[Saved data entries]
..........
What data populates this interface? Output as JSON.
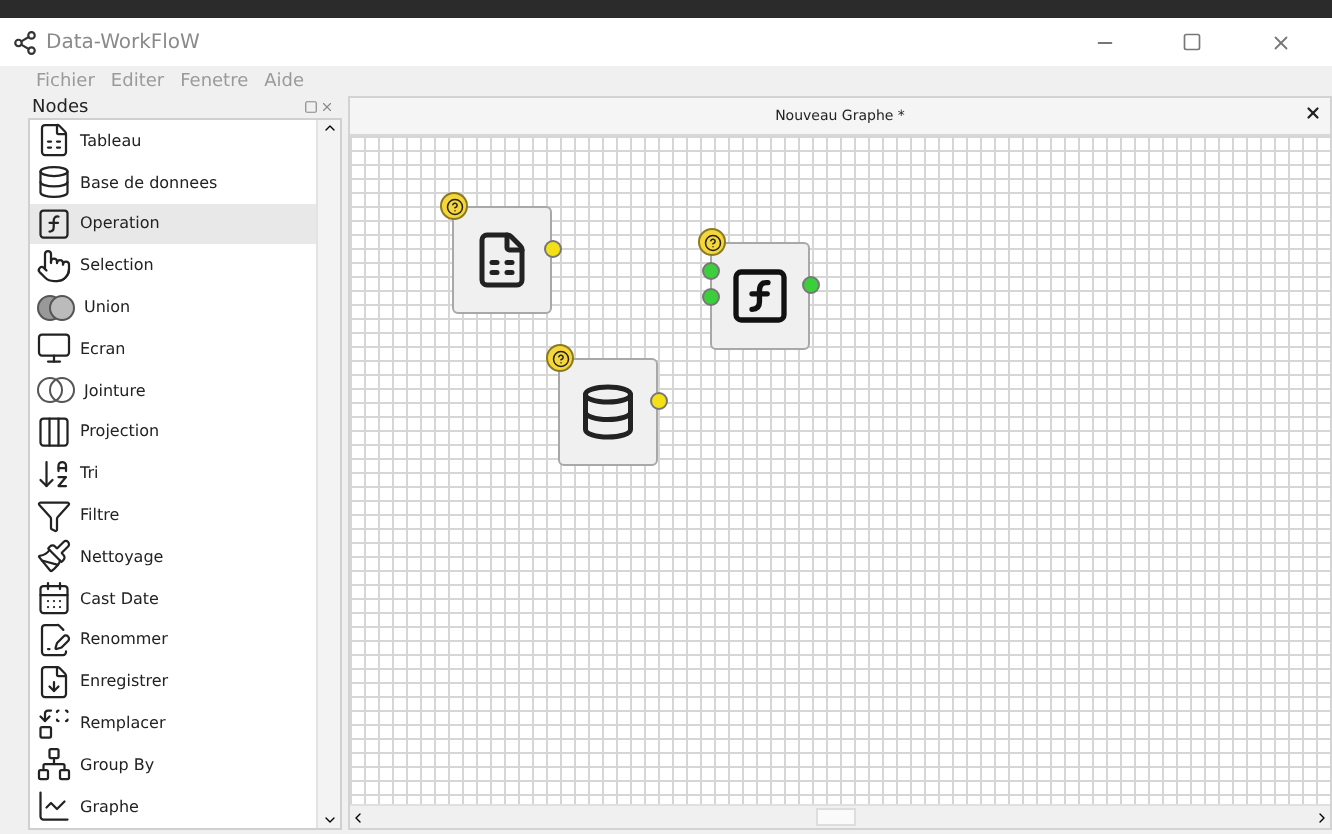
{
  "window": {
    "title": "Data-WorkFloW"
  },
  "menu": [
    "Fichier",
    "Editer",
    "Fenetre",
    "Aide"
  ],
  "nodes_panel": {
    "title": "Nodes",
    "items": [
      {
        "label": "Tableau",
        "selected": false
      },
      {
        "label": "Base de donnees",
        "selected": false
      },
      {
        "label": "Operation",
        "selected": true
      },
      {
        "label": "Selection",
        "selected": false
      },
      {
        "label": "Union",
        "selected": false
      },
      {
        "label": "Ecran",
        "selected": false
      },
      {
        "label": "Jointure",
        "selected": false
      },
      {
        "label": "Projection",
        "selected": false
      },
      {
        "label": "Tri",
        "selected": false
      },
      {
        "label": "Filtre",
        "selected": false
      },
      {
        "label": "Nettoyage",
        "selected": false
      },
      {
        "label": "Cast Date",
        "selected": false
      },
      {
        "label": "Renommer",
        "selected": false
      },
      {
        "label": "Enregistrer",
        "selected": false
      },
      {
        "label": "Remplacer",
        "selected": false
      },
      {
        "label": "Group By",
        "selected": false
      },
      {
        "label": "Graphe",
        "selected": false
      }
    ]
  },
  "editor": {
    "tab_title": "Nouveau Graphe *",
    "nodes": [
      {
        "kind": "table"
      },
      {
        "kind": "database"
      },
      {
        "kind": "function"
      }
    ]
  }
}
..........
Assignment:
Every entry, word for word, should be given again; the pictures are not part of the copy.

Answer:
What data populates this interface? Output as JSON.
{
  "window": {
    "title": "Data-WorkFloW"
  },
  "menu": [
    "Fichier",
    "Editer",
    "Fenetre",
    "Aide"
  ],
  "nodes_panel": {
    "title": "Nodes",
    "items": [
      {
        "label": "Tableau",
        "selected": false
      },
      {
        "label": "Base de donnees",
        "selected": false
      },
      {
        "label": "Operation",
        "selected": true
      },
      {
        "label": "Selection",
        "selected": false
      },
      {
        "label": "Union",
        "selected": false
      },
      {
        "label": "Ecran",
        "selected": false
      },
      {
        "label": "Jointure",
        "selected": false
      },
      {
        "label": "Projection",
        "selected": false
      },
      {
        "label": "Tri",
        "selected": false
      },
      {
        "label": "Filtre",
        "selected": false
      },
      {
        "label": "Nettoyage",
        "selected": false
      },
      {
        "label": "Cast Date",
        "selected": false
      },
      {
        "label": "Renommer",
        "selected": false
      },
      {
        "label": "Enregistrer",
        "selected": false
      },
      {
        "label": "Remplacer",
        "selected": false
      },
      {
        "label": "Group By",
        "selected": false
      },
      {
        "label": "Graphe",
        "selected": false
      }
    ]
  },
  "editor": {
    "tab_title": "Nouveau Graphe *",
    "nodes": [
      {
        "kind": "table"
      },
      {
        "kind": "database"
      },
      {
        "kind": "function"
      }
    ]
  }
}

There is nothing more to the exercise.